Chuck Scales owned and operated Indiana Airmotive, Inc, a Fixed Base Operation on the Huntingburg Airport from July 1958 until Dec 1998. Chuck was raised in Oakland City, IN, moved to Evansville in 1946 and graduated from Bosse High School in 1949. He learned to fly in 1949, while living in Sioux Dakota. He took one year of pre-med there, then changed his major and transferred to Purdue University. He graduated from Purdue in 1955 with a B.S. in Air Transportation Engineering. He majored in Aircraft Maintenance and minored in Airport Management. Upon graduation he received an Air Force Reserve Officers Training Corp commission as a second lieutenant in the USAF. He was employed by Allison Division of General Motors in Indianapolis as Turbine Engine Development Engineer until called to active duty in the USAF.
In 1957, after getting out of the Air Force, Chuck moved to Huntingburg to be close to family & worked as project supervisor and co-coordinator during the construction of the original Huntingburg Clinic. During that time, he met Ray Duncan, owner of Duncan Aviation, who offered to sell his business on the airport. Chuck accepted the offer and was involved with the airport for the next 40 plus years.
Over the decades, his company offered pilot training, aircraft rental, aircraft maintenance, fuel and oil sales, aircraft hangaring, aircraft sales, charter service, pilot service, aircraft management. He gave many new pilots & mechanics their start in aviation and introduced many local businesses to the world of corporate aviation.
A few of the milestones of his 40 year career on the airport, in addition to instilling a love of flying to hundreds of people, include the first blacktop runway in 1959, pushing for County control of the airport in order to have an increased tax base for future improvement and expansion – accomplished in 1982, the growth of local business aviation, installation of jet fuel facilities, and many other continuous efforts through the years to help build awareness of, and the growth of, the airport.
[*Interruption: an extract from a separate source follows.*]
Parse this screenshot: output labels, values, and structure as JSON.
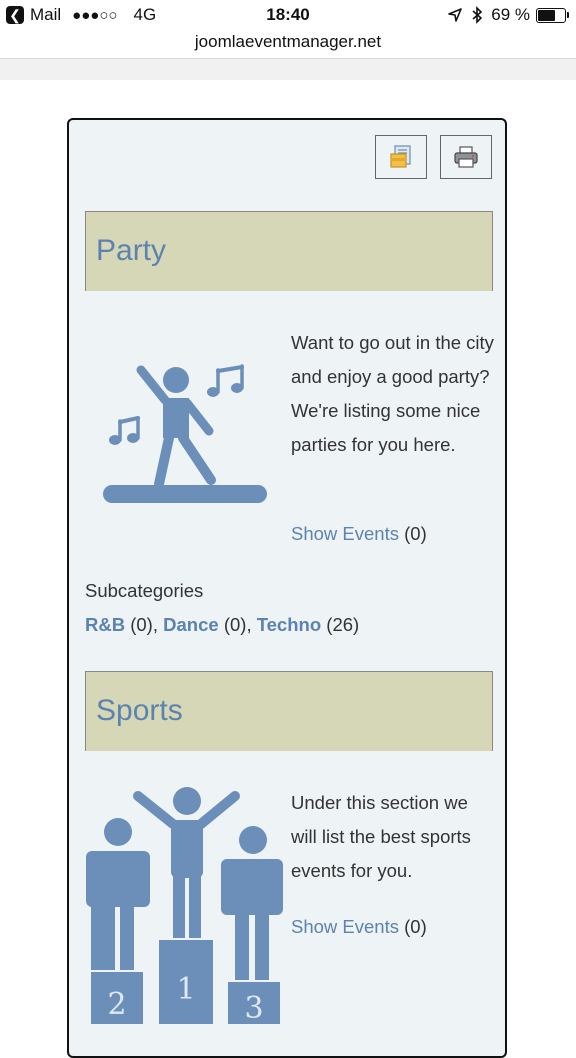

The city of Huntingburg purchased the airport in 1967 with a Federal Grant and matching donations. Part of the Bob Brunsman farm was also deeded in 1967, while in 1969 runway lighting was added. Other improvements through the years included: 1971- Radio Beacon (NDB), 1973- 4,500’ paved and lighted runway, 1975-VOR/DME installation; 1976-construction of equipment shelter 45’x50’, 1977- Ferdinand NDB, 1978 – corporate and private hangar construction, 1982-metal pole building for storage 30’x45’.
In 1983, the Dubois County Airport Authority, a joint venture (government-municipality) with the City of Huntingburg and the County, assumed control of the 176-acre complex and added maintenance equipment.
In 1985 6 dry dams were constructed on airport property. Raymie Eckerle became the airport manager in 1986. Additional maintenance equipment was added from 1986-90.
In 1995 GPS approaches were requested and a mound septic system was completed. In 1996 a PAPI-4 system on Runway 9 was commissioned and the 96-acre Dittmer property was purchased. A new airport road was built and construction of the Jasper Flight Service hangar project was all completed in 1998-1999.
In January of 2000 the Airport Authority hired airport manager Travis McQueen. In 2001, a new T-hangar unit was built by HNB Hangar, LLC and taxiway A extension project was completed along with taxiway A3 to provide access to HNB Hangar, LLC T-hangars, as were the following acquisitions: new runway lighting system, a backhoe and trim mower. In 2002, a pilot control runway lighting system was operational. In 2004, an aircraft-parking ramp was completed, providing parking space to larger aircraft. In 2005, MasterBrand completed their Hangar facility with the FAA, Dubois County Council and Airport providing access via a taxiway system.